→ GIVEN INFORMATION

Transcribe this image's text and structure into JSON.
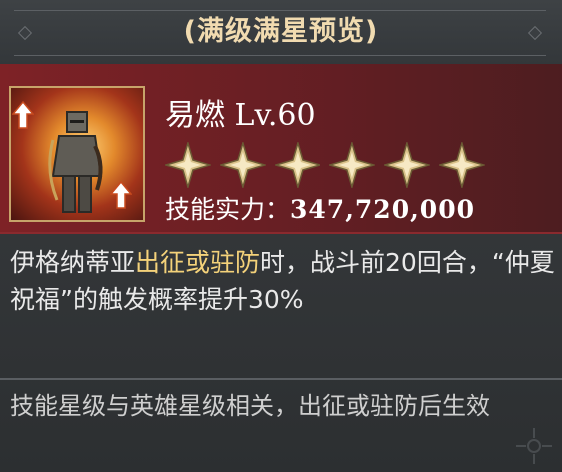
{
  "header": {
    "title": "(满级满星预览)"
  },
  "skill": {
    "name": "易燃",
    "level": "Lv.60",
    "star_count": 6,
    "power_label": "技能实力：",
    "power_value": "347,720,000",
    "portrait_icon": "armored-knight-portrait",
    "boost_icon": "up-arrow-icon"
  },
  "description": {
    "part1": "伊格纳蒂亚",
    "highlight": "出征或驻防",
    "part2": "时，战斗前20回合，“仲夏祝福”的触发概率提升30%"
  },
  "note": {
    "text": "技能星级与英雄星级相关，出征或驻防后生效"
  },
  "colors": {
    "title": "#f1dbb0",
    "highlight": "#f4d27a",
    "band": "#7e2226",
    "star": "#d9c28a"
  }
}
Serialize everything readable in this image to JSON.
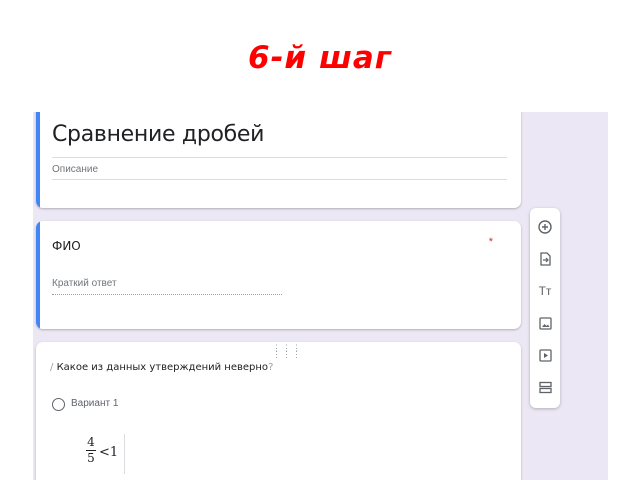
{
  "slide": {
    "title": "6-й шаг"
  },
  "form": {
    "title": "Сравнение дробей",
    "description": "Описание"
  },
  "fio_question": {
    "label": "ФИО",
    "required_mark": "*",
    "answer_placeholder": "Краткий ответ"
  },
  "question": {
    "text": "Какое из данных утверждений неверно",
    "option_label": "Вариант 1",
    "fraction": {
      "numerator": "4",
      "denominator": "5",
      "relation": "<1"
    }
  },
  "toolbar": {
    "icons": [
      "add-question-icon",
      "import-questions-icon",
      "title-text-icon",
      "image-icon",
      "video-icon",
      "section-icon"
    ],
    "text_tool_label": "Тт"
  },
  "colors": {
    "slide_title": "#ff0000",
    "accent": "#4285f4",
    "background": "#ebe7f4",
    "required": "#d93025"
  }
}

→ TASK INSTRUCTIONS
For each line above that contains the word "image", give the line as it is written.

→ RESPONSE AREA
Transcribe this image's text and structure into JSON.
Serialize everything readable in this image to JSON.
      "image-icon",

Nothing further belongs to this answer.